The online targeting of women politicians and women journalists is a matter of “real concern”, the deputy chief executive of the Broadcasting Authority of Ireland (BAI) has told an Oireachtas committee.
Legislation designed to establish a new Media Commission, the remit of which would include online content, might have to include specific references to combatting gender-based or sexuality-based harm, the Joint Committee on Media, Tourism, Arts, Culture, Sport and the Gaeltacht has been told.
The proposed legislation will include references to material that has the potential to intimidate, threaten, humiliate or persecute a person,but Celine Craig, the deputy chief executive of the BAI, suggested that gender-based violence might also be specifically included.
“The BAI is very concerned about the specific targetting of women online, not solely those in public office, but in particular those in public office, such as politicians and women journalists in particular,” Ms Craig said.
" There has been significant targeting in a way that we believe has the potential to cause real harm," she said in response to questions from Johnny Mythen of Sinn Féin.
Senator Micheál Carrigy of Fine Gael said that as a member of a Government party, he was used to getting online abuse but something of concern in recent times has been the targeting of journalists.
“Particularly one national journalist who in recent times has been writing stories that involves the Data Protection Commissioner and a political party and it is quite noticeable the amount of threats and abuse they got on social media.”
Senator Malcolm Byrne of Fianna Fáil said the new online safety commissioner was going to have to be able to reassure those engaged in politics and journalism that online abuse and harrassment can be dealt with and that the office was strong enough to do so.
The new commission was likely to received thousands upon thousands of complaints and there was a real question about the online platforms being allowed to self-regulate, he said.
Ms Craig said the scale of the problem was such that it was not practicable that the new commission would be able to deal with all individual complaints.
What it could do, she said, was ensure that the platforms had systems in place to deal with the problem.
This did not mean, she told Sinn Féin's Imelda Munster, that the platforms were being left to self-regulate.
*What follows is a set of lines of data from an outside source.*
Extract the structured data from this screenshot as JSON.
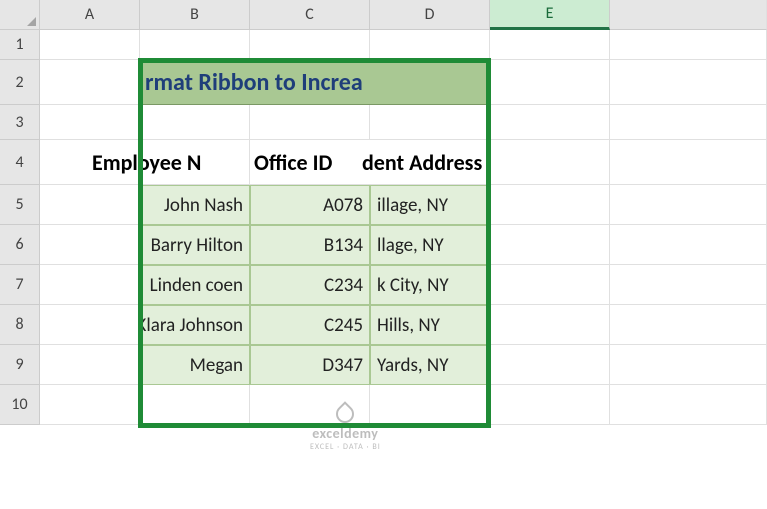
{
  "columns": [
    "A",
    "B",
    "C",
    "D",
    "E"
  ],
  "rows": [
    "1",
    "2",
    "3",
    "4",
    "5",
    "6",
    "7",
    "8",
    "9",
    "10"
  ],
  "selected_column": "E",
  "title": "rmat Ribbon to Increa",
  "headers": {
    "b": "Employee N",
    "c": "Office ID",
    "d_visible": "dent Address"
  },
  "table": [
    {
      "name": "John Nash",
      "id": "A078",
      "addr": "illage, NY"
    },
    {
      "name": "Barry Hilton",
      "id": "B134",
      "addr": "llage, NY"
    },
    {
      "name": "Linden coen",
      "id": "C234",
      "addr": "k City, NY"
    },
    {
      "name": "Klara Johnson",
      "id": "C245",
      "addr": " Hills, NY"
    },
    {
      "name": "Megan",
      "id": "D347",
      "addr": "Yards, NY"
    }
  ],
  "watermark": {
    "line1": "exceldemy",
    "line2": "EXCEL · DATA · BI"
  }
}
The new Media Commission should have the ability to ensure the swift removal of harmful online content, the committee was told.
The scheme of the Bill to establish the new commission had proposed, but no longer does, that the commission could ensure the swift removal of harmful content, the BAI chief executive, Michael O’Keeffe, said.
He suggested that the committee should reconsider this as part of its pre-legislative consideration of the Bill.
“In the BAI’s view, there must be the potential for the Media Commission ultimately to order the timely, fair, and proportionate removal of content, subject to any necessary regulatory safeguards that would be desirable to accompany such interventions,” Mr O’Keeffe said.
Anna Morgan, deputy commissioner of the Office of the Data Protection Commission (DPC), said harmful content and online safety issues were outside the remit of her office.
The Bill, in its current form, expressly excluded material that violated data protection or privacy law from falling within the scope of harmful content, she said.
“However, the DPC believes it is important that the Media Commission has the power to regulate all types of harmful online content, irrespective of whether they involve personal data.”
This was because there were clear limitations to the reach of data protection regulation, which did not and could not provide a comprehensive regime for tackling harmful content posted or shared in an online context, she said.
“The establishment of a dedicated body with the power to order, amongst other things, the swift takedown of all types of harmful content is imperative,” she said.
She suggested that the committee consider whether a “regulatory lacuna” might arise with some complaints about harmful content being excluded from the remit of the Media Commission, because the content involved an individual’s personal data.
Responding to Fianna Fáil Senator Shane Cassells, Ms Morgan said complaints received by the DPC often concerned posts on platforms that the complainants felt were threatening, defamatory or offensive, but which the platforms would not remove as they were not in breach of the data protection regime.
It was the “nature of the content posted rather than the rules on data processing” that the complaints had an issue, she said.